Though First Solar (FSLR) indicated recently that 2017 would be a transition year there is no indication from the company’s behavior in 2016 that it knows where it is going.
The company has been restructuring since Q1 2016. Early in the year it pulled the plug on TetraSun, shifted focus from its EPC and its O&M businesses to a new strategic focus on module sales and community solar deployment. Recently it leapfrogged over its Series 5 module, which it showcased at the 2016 Solar Power International Trade Show, scrapping it to instead launch its Series 6 module. The company also an-nounced 1600 layoffs.
What this means for solar: Pardon the pun but First Solar would not be the first solar company to fail to read the market and stumble strategically.
It is easy to step back and suggest that a focus on module sales in an industry with historically painful price pressure is a mistake and to applaud an implicit admission that expansion via acquisition into crystalline may have been an unnecessary loss of focus from its core technology, CdTe.
The global solar industry is brutally competitive internally – and this is before the competitive effect of cheap natural gas is thrown into the mix. Solar industry participants should hope that this industry pioneer and largest thin film manufacturer globally rights the ship.
- SunEdison, First Solar, and SolarCity
- Chinese Solar-Boom or Bubble?
- Solar Module Prices Drop To New Lows

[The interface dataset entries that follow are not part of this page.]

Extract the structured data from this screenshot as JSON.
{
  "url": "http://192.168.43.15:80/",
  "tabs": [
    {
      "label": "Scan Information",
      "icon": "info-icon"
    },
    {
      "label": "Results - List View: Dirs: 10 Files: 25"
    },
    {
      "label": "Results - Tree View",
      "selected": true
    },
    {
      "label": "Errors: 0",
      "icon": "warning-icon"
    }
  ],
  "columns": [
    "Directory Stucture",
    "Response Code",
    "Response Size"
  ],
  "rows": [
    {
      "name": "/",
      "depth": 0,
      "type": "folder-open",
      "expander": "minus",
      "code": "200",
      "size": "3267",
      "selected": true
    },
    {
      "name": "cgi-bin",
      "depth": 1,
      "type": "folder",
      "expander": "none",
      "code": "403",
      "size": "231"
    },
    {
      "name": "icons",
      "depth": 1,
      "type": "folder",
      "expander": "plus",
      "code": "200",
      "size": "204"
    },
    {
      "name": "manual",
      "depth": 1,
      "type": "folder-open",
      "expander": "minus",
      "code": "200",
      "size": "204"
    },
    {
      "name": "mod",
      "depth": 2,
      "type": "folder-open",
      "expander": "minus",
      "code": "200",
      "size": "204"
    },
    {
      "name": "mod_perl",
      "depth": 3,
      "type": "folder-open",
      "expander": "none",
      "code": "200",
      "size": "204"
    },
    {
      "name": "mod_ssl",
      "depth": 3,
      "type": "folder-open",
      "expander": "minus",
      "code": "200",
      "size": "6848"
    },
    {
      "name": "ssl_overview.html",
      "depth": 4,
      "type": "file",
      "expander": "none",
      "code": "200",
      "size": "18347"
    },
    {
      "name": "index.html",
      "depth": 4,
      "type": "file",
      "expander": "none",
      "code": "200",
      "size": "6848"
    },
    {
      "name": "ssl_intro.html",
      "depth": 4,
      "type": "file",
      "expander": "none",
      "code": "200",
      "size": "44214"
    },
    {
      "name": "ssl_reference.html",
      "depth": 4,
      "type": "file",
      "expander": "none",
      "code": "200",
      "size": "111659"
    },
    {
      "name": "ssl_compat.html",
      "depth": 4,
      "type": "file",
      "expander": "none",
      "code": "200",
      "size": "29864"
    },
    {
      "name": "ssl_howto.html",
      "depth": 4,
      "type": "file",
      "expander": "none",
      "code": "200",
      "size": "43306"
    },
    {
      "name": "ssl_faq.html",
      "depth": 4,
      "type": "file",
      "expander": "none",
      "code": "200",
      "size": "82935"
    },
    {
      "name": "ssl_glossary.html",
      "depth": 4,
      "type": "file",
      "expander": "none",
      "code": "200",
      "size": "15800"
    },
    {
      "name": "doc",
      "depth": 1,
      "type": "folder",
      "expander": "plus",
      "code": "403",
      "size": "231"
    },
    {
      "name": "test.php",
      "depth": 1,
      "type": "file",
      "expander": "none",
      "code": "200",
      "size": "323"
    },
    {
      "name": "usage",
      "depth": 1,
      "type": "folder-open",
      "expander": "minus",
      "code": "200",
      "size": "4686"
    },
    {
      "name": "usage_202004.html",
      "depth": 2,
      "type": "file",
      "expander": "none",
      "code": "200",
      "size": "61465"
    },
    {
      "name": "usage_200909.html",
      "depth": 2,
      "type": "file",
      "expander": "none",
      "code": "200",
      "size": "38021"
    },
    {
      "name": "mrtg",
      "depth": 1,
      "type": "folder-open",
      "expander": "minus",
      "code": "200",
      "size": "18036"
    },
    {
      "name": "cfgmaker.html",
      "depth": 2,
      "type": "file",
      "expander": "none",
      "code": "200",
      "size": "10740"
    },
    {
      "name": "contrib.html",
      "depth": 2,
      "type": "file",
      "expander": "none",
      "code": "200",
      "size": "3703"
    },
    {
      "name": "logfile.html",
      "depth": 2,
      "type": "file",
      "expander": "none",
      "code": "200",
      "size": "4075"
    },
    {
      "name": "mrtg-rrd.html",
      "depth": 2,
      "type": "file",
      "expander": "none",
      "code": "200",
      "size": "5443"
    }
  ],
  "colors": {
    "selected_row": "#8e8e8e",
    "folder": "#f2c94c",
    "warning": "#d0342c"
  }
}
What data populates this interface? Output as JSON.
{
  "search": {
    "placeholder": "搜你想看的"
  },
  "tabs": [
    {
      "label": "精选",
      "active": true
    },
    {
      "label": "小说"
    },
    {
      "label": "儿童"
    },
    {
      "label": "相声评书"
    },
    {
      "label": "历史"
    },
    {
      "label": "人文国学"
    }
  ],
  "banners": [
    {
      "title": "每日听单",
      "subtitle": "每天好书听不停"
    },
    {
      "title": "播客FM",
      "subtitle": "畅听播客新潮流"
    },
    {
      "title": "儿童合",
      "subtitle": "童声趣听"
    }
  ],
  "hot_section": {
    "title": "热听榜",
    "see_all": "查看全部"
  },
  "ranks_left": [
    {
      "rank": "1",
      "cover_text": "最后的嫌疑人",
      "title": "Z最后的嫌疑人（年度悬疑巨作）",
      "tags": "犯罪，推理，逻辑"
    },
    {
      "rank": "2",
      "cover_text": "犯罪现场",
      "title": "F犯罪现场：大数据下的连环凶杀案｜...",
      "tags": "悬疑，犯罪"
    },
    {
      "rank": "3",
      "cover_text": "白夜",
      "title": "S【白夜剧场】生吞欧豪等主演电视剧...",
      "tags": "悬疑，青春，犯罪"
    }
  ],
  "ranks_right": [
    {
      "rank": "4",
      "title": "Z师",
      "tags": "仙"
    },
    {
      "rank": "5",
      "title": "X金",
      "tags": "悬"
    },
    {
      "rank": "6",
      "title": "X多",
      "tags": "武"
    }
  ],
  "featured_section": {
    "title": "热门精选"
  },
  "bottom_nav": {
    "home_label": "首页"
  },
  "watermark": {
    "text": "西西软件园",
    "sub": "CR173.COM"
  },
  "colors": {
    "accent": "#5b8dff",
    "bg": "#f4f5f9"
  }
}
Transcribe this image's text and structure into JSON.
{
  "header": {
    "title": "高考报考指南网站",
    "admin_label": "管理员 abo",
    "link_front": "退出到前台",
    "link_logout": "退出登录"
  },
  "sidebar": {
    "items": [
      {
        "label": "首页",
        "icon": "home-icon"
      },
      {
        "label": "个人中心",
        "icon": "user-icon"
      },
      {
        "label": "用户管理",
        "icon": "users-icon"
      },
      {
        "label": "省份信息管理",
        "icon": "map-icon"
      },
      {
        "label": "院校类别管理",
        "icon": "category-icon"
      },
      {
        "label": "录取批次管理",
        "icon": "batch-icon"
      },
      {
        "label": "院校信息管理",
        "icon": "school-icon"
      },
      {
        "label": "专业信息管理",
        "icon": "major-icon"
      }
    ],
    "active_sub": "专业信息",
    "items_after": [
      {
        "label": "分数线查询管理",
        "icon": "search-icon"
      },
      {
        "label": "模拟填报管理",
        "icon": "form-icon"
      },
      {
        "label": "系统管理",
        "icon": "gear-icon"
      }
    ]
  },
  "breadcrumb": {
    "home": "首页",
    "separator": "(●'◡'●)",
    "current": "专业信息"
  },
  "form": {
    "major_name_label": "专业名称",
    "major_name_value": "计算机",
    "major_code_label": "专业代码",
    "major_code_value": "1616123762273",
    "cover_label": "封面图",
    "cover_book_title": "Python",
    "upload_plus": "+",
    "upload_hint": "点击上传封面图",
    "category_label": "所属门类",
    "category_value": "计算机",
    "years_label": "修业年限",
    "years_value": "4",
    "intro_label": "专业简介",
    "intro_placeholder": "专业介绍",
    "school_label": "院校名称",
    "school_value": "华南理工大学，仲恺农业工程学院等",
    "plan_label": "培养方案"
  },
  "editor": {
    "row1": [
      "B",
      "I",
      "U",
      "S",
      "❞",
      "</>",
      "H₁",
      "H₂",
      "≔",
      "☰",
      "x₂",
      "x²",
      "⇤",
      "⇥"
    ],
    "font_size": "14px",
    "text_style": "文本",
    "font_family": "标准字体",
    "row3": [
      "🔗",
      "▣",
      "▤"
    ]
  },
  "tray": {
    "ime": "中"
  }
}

Paula Mints is founder of SPV Market Research, a classic solar market research practice focused on gathering data through primary research and providing analyses of the global solar industry. You can find her on Twitter @PaulaMints1 and read her blog here